But the problems with the article doesn't stop at misusing the definition of CCD. The author gives some solutions that are meant to negate the effect of CCD; however, neither solution is actually a long-term solution for CCD. From the article:

"So beekeepers have devised two main ways to replenish their stock. The first method involves splitting one healthy colony into two separate colonies: put half the bees into a new beehive, order them a new queen online (retail price: $25 or so), and voila: two healthy hives. The other method involves simply buying a bunch of bees to replace the ones you lost. You can buy 3 pounds of "packaged" bees, plus a queen, for about $100 or so."
There are several issues with the two solutions proposed. Splitting a sick or weak hive results in two sick/weak hives. It'll take time for each hive to build back up with a healthy hive that is split. Splitting weak hives is not a good solution. Buying more bees is just a temporary measure at best as eventually the hive will develop CCD if it's a commercial hive. Neither of these options really addresses what CCD is (remember, it's the loss of bees from a hive without dead bodies being near the hive), so these are akin to trying to put a band-aid on a serious wound. The author did get called out on this by several beekeepers, but their concerns weren't addressed and in fact he repeated these solutions in his second article.
An example of one of the comments from the article.

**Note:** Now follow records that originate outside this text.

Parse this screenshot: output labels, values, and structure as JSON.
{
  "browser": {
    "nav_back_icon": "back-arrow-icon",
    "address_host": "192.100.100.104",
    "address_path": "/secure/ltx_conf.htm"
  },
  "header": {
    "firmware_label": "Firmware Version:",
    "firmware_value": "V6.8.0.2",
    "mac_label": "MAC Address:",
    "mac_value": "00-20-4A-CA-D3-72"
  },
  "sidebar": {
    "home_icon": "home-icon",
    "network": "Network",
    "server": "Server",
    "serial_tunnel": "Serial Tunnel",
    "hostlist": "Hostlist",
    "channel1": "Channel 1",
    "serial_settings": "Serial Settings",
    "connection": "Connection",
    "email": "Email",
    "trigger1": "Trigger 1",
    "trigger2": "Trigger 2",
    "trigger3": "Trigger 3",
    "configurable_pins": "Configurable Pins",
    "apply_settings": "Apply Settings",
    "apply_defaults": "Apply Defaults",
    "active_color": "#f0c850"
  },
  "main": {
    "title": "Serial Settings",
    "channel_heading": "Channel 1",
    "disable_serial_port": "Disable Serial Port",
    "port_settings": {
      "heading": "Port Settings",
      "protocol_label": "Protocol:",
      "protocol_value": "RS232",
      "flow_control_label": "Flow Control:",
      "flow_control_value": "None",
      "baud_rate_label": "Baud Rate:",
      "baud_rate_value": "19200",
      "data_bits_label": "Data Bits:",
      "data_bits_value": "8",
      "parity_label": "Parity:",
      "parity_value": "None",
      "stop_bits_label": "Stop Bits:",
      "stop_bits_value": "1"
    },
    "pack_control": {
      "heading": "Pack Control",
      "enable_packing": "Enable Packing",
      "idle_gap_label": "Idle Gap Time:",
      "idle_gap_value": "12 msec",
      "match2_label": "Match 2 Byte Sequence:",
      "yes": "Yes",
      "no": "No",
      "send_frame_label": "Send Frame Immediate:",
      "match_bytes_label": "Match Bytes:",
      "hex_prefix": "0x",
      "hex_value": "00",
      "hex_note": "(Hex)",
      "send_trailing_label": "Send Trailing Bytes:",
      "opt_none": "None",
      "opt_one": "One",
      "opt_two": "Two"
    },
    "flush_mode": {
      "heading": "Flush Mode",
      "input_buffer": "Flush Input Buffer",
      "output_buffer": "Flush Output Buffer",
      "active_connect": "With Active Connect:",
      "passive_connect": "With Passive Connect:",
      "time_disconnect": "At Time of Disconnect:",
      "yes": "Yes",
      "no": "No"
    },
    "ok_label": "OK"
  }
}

But what does it matter if one uses the wrong definition for CCD to discuss it or offers a solution that doesn't address the problem? CCD is still a major problem and is causing significant losses. What's worse is that if people truly believe what he is trying to say about CCD, funding for studying and ultimately finding a treatment for CCD could be in jeopardy. The solution of splitting hives or buying new bees isn't anything more than a temporary attempt at a solution. 
I get that this was an attempt to try and dispel the misinformation that surrounds CCD, but you cannot counter misinformation with more misinformation. 

But that doesn't mean that the bee situation is nearly as dire as some would have you believe. The reporting on the other side of the issue is equally atrocious. If we lost honeybees, there are other pollinators that are less efficient. Even if we lost pollinators altogether, we wouldn't starve. Almost all staple crops (wheat, corn, rice, potatoes, etc.) are either wind or self pollinated, so we wouldn't lose access to these food sources. We would lose many fruits and vegetables, such as apples, stone fruits and cucurbits, but we wouldn't starve. But this doesn't mean that losing the bees is something we should be okay with either. Bees play a huge role in agriculture and have for thousands of years. It would be a tremendous loss if they weren't around, even if it doesn't mean that we would starve.

I'll have a blog post soon discussing what some of the current research suggests is involved in causing CCD is. I'll give you a hint, viruses might be involved. But until then, there are some great places to get information on bees and CCD without having to wonder if the science is shaky. Scientific beekeeping is arguably one of the best resources for learning about the science of beekeeping and CCD. CCD is incredibly complex and there isn't a single definitive cause or easy solution for dealing with it.